And most of my fundamental understanding of the world and the way it does or can work has come from books. I remember the first time I uncovered I literary symbol on my own, the pain I felt at the pit of my stomach when a book ended before I wanted it to, and the sense of independence and rebelliousness I developed as I snuck Marx and Nietzsche around my conservative, rural hometown.
Reading Suzuki literature such as Nurtured by Love, Helping Parents Practice, and Teaching From the Balance Point gave me a framework on which to hang my 15 years of suzuki experience. It was through books that I began to feel like a teacher, and with their vocabulary I began to communicate like one. It was because I read the work of Dr. Suzuki, William Starr, Carolyn McCall Meyer, Ivan Galamian, Leopold Auer, Simon Fischer, Ed Sprunger, Ed, Kreitman that I felt confident enough to start engaging with other violin teachers, recognize quality teaching, and start to analyze my own.
The lifelong habit or reading has persisted through my time in college, but it hasn’t been as easy as I thought it would be.
Information flies at us in so many forms, coming from books but also…
- social media
- online courses
- college classes
- youtube videos
And these information channels seem to have far more flash, wonder, surprise, and engineered delight then the standard old paper book.
But I believe it is worth continuing to choose the “boring,” paper version of information for a few compelling reasons.
- Books are long form and intimate. Few books are less than fifty pages and are typically written by just one person. The author pours out their nuanced understanding of complex issues in as clear of a way as possible. Comparing that form of communication to a post on Instagram or tweet, books seem to categorically dominate in terms of depth. Books are toilsome to write, and often filtered by publishers, meaning what you see by the time you get to a bookshelf is a rigorously screened collection of long form, compelling thought that represents some of the best our public thought has to offer.
- Books are inexpensive, usually free. Imagine what the price of a private consultation with Brene Brown, or David Allen, or Oprah (!) would be, and then consider the fact that you can have their book shipped to you in two days for $12. Compare the price of a book to the price of a college course, and online course, or a New York Times subscription. Consider the value of your time and how it is saved in reading one focused, in depth book versus hundreds of free amateur youtube videos. The value to price ratio of books is rarely achieved by other forms of media, especially considering you can pick up most books at the public library at no charge.
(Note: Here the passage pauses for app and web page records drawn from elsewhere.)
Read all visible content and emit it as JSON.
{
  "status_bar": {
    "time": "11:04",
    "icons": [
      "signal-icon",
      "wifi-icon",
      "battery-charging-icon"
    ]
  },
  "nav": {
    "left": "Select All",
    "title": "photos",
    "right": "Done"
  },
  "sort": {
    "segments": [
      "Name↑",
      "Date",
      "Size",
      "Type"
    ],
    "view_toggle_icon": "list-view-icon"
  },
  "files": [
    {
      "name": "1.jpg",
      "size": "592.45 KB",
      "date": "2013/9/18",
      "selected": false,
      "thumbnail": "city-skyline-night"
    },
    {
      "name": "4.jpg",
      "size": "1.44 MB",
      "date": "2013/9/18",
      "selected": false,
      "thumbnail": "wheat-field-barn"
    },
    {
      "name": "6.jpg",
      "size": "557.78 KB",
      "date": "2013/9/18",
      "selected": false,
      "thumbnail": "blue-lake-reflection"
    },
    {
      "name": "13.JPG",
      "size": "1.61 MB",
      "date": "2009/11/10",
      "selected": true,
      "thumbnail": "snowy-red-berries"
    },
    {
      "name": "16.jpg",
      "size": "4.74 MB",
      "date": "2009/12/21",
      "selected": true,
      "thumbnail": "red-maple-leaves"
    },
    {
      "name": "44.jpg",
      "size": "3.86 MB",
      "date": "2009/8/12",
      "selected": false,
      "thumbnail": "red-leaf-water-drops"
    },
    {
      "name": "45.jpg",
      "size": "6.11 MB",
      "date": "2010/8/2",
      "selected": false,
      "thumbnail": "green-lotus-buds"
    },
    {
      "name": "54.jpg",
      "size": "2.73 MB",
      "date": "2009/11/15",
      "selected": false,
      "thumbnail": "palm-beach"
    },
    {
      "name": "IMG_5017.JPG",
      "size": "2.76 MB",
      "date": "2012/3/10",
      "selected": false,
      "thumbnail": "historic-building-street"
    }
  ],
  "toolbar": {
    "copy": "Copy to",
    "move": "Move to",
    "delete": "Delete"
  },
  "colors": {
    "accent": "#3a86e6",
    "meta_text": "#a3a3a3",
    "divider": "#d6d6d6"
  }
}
- Books aren’t distracting. I used to come off social media, netflix, or the internet feeling hungover or empty, but I don’t feel that way when I finally finish a real, paper book. I don’t know if that is the result of eyes on paper versus screen, the physicality of finishing (not infinite scrolling), or merely the fact that there are no apps in my book I can easily escape to when the going gets tough. Reading a real book feels like the deep learning I do when I play my real violin, or walk on my real feet in real nature. There are few things better.
So to recommit myself to reading and to keep track of what I have read, I’ve created a reading page here on the site. I’ll keep a list for myself of what I’ve read year to year, and also use the page as a way to trackback posts I write related to the books that I read.
You can take a gander here, but I’d honestly rather you go curl up in a corner with the good book you’ve been trying to read forever. Enjoy!